=== Given entries ===

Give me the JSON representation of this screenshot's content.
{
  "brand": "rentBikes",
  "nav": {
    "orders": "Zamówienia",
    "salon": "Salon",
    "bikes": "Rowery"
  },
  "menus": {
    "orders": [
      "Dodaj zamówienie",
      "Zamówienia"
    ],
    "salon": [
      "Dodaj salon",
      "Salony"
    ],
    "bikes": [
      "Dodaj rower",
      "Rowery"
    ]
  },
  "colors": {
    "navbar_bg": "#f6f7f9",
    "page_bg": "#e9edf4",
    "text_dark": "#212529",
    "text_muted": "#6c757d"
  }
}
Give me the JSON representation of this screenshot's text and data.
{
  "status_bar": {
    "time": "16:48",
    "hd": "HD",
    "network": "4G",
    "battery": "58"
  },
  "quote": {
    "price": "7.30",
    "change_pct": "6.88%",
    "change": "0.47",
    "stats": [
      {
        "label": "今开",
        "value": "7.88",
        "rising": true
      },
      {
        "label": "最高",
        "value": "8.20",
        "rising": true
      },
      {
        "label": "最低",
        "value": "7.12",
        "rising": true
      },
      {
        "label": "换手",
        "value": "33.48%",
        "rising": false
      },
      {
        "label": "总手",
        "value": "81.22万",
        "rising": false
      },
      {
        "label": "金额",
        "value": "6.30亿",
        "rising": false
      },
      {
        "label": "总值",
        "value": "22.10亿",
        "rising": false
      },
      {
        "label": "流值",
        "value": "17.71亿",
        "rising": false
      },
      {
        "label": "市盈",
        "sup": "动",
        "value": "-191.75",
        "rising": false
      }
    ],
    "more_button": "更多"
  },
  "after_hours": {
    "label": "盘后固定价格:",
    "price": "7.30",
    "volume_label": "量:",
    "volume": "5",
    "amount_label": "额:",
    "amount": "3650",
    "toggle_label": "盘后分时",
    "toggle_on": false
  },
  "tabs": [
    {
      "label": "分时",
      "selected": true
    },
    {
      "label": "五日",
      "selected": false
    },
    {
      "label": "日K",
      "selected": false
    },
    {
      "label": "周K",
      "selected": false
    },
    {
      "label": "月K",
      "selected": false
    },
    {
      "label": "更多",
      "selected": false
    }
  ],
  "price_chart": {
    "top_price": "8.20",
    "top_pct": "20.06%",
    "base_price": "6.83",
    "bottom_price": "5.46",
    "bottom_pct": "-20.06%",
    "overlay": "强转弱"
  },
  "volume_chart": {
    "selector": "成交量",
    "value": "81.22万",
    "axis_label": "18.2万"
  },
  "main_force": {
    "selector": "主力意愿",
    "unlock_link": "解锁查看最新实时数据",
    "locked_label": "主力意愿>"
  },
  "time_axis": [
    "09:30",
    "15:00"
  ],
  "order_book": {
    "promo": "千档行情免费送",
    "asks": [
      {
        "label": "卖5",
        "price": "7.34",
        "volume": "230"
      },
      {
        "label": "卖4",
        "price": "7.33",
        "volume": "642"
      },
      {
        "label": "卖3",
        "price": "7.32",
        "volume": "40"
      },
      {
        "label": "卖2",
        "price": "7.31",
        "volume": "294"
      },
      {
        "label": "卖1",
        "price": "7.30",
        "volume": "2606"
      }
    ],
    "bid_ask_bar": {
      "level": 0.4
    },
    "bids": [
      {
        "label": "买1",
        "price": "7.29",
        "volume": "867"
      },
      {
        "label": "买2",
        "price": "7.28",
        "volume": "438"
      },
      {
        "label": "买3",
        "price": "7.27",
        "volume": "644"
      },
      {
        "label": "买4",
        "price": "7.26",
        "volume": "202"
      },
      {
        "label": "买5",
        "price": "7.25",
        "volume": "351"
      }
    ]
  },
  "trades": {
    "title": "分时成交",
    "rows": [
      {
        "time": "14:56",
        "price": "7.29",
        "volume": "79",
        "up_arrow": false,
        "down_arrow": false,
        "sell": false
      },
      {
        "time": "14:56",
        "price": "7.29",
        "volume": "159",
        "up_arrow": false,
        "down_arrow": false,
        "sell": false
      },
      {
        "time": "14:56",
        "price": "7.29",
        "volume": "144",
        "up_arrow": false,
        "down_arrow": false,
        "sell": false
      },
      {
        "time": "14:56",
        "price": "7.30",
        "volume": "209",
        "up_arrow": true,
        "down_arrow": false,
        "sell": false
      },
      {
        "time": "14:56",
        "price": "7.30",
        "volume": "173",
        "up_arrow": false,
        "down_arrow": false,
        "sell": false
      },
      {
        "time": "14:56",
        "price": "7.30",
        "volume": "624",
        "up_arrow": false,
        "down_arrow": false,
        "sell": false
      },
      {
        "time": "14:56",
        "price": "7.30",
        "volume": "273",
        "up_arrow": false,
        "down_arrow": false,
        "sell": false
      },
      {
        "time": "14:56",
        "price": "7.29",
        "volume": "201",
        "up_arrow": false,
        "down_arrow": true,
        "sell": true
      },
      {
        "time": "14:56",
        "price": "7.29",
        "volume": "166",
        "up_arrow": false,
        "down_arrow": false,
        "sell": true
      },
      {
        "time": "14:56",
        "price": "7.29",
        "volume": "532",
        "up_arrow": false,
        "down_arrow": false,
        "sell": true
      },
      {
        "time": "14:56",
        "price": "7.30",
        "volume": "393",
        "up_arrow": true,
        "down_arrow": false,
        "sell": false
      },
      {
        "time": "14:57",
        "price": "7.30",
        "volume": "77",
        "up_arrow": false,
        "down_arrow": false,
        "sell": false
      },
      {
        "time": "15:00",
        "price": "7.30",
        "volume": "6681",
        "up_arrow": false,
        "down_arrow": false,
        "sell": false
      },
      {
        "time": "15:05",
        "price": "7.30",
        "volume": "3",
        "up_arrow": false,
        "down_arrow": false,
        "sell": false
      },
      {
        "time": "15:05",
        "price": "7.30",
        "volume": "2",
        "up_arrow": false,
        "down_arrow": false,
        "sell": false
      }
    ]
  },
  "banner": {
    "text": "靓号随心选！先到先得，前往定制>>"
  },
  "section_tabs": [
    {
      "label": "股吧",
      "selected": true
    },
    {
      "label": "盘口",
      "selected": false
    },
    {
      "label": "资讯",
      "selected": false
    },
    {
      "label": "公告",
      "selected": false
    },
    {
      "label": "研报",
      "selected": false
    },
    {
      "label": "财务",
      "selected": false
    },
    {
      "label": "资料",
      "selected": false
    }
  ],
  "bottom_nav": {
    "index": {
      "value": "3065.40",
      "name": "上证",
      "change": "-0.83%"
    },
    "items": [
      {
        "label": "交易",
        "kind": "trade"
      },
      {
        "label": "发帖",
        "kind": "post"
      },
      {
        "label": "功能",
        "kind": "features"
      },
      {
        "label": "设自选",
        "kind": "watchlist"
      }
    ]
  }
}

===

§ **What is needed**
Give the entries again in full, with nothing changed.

§ **Completed exercise**
Give me the JSON representation of this screenshot's content.
{
  "brand": "rentBikes",
  "nav": {
    "orders": "Zamówienia",
    "salon": "Salon",
    "bikes": "Rowery"
  },
  "menus": {
    "orders": [
      "Dodaj zamówienie",
      "Zamówienia"
    ],
    "salon": [
      "Dodaj salon",
      "Salony"
    ],
    "bikes": [
      "Dodaj rower",
      "Rowery"
    ]
  },
  "colors": {
    "navbar_bg": "#f6f7f9",
    "page_bg": "#e9edf4",
    "text_dark": "#212529",
    "text_muted": "#6c757d"
  }
}
Give me the JSON representation of this screenshot's text and data.
{
  "status_bar": {
    "time": "16:48",
    "hd": "HD",
    "network": "4G",
    "battery": "58"
  },
  "quote": {
    "price": "7.30",
    "change_pct": "6.88%",
    "change": "0.47",
    "stats": [
      {
        "label": "今开",
        "value": "7.88",
        "rising": true
      },
      {
        "label": "最高",
        "value": "8.20",
        "rising": true
      },
      {
        "label": "最低",
        "value": "7.12",
        "rising": true
      },
      {
        "label": "换手",
        "value": "33.48%",
        "rising": false
      },
      {
        "label": "总手",
        "value": "81.22万",
        "rising": false
      },
      {
        "label": "金额",
        "value": "6.30亿",
        "rising": false
      },
      {
        "label": "总值",
        "value": "22.10亿",
        "rising": false
      },
      {
        "label": "流值",
        "value": "17.71亿",
        "rising": false
      },
      {
        "label": "市盈",
        "sup": "动",
        "value": "-191.75",
        "rising": false
      }
    ],
    "more_button": "更多"
  },
  "after_hours": {
    "label": "盘后固定价格:",
    "price": "7.30",
    "volume_label": "量:",
    "volume": "5",
    "amount_label": "额:",
    "amount": "3650",
    "toggle_label": "盘后分时",
    "toggle_on": false
  },
  "tabs": [
    {
      "label": "分时",
      "selected": true
    },
    {
      "label": "五日",
      "selected": false
    },
    {
      "label": "日K",
      "selected": false
    },
    {
      "label": "周K",
      "selected": false
    },
    {
      "label": "月K",
      "selected": false
    },
    {
      "label": "更多",
      "selected": false
    }
  ],
  "price_chart": {
    "top_price": "8.20",
    "top_pct": "20.06%",
    "base_price": "6.83",
    "bottom_price": "5.46",
    "bottom_pct": "-20.06%",
    "overlay": "强转弱"
  },
  "volume_chart": {
    "selector": "成交量",
    "value": "81.22万",
    "axis_label": "18.2万"
  },
  "main_force": {
    "selector": "主力意愿",
    "unlock_link": "解锁查看最新实时数据",
    "locked_label": "主力意愿>"
  },
  "time_axis": [
    "09:30",
    "15:00"
  ],
  "order_book": {
    "promo": "千档行情免费送",
    "asks": [
      {
        "label": "卖5",
        "price": "7.34",
        "volume": "230"
      },
      {
        "label": "卖4",
        "price": "7.33",
        "volume": "642"
      },
      {
        "label": "卖3",
        "price": "7.32",
        "volume": "40"
      },
      {
        "label": "卖2",
        "price": "7.31",
        "volume": "294"
      },
      {
        "label": "卖1",
        "price": "7.30",
        "volume": "2606"
      }
    ],
    "bid_ask_bar": {
      "level": 0.4
    },
    "bids": [
      {
        "label": "买1",
        "price": "7.29",
        "volume": "867"
      },
      {
        "label": "买2",
        "price": "7.28",
        "volume": "438"
      },
      {
        "label": "买3",
        "price": "7.27",
        "volume": "644"
      },
      {
        "label": "买4",
        "price": "7.26",
        "volume": "202"
      },
      {
        "label": "买5",
        "price": "7.25",
        "volume": "351"
      }
    ]
  },
  "trades": {
    "title": "分时成交",
    "rows": [
      {
        "time": "14:56",
        "price": "7.29",
        "volume": "79",
        "up_arrow": false,
        "down_arrow": false,
        "sell": false
      },
      {
        "time": "14:56",
        "price": "7.29",
        "volume": "159",
        "up_arrow": false,
        "down_arrow": false,
        "sell": false
      },
      {
        "time": "14:56",
        "price": "7.29",
        "volume": "144",
        "up_arrow": false,
        "down_arrow": false,
        "sell": false
      },
      {
        "time": "14:56",
        "price": "7.30",
        "volume": "209",
        "up_arrow": true,
        "down_arrow": false,
        "sell": false
      },
      {
        "time": "14:56",
        "price": "7.30",
        "volume": "173",
        "up_arrow": false,
        "down_arrow": false,
        "sell": false
      },
      {
        "time": "14:56",
        "price": "7.30",
        "volume": "624",
        "up_arrow": false,
        "down_arrow": false,
        "sell": false
      },
      {
        "time": "14:56",
        "price": "7.30",
        "volume": "273",
        "up_arrow": false,
        "down_arrow": false,
        "sell": false
      },
      {
        "time": "14:56",
        "price": "7.29",
        "volume": "201",
        "up_arrow": false,
        "down_arrow": true,
        "sell": true
      },
      {
        "time": "14:56",
        "price": "7.29",
        "volume": "166",
        "up_arrow": false,
        "down_arrow": false,
        "sell": true
      },
      {
        "time": "14:56",
        "price": "7.29",
        "volume": "532",
        "up_arrow": false,
        "down_arrow": false,
        "sell": true
      },
      {
        "time": "14:56",
        "price": "7.30",
        "volume": "393",
        "up_arrow": true,
        "down_arrow": false,
        "sell": false
      },
      {
        "time": "14:57",
        "price": "7.30",
        "volume": "77",
        "up_arrow": false,
        "down_arrow": false,
        "sell": false
      },
      {
        "time": "15:00",
        "price": "7.30",
        "volume": "6681",
        "up_arrow": false,
        "down_arrow": false,
        "sell": false
      },
      {
        "time": "15:05",
        "price": "7.30",
        "volume": "3",
        "up_arrow": false,
        "down_arrow": false,
        "sell": false
      },
      {
        "time": "15:05",
        "price": "7.30",
        "volume": "2",
        "up_arrow": false,
        "down_arrow": false,
        "sell": false
      }
    ]
  },
  "banner": {
    "text": "靓号随心选！先到先得，前往定制>>"
  },
  "section_tabs": [
    {
      "label": "股吧",
      "selected": true
    },
    {
      "label": "盘口",
      "selected": false
    },
    {
      "label": "资讯",
      "selected": false
    },
    {
      "label": "公告",
      "selected": false
    },
    {
      "label": "研报",
      "selected": false
    },
    {
      "label": "财务",
      "selected": false
    },
    {
      "label": "资料",
      "selected": false
    }
  ],
  "bottom_nav": {
    "index": {
      "value": "3065.40",
      "name": "上证",
      "change": "-0.83%"
    },
    "items": [
      {
        "label": "交易",
        "kind": "trade"
      },
      {
        "label": "发帖",
        "kind": "post"
      },
      {
        "label": "功能",
        "kind": "features"
      },
      {
        "label": "设自选",
        "kind": "watchlist"
      }
    ]
  }
}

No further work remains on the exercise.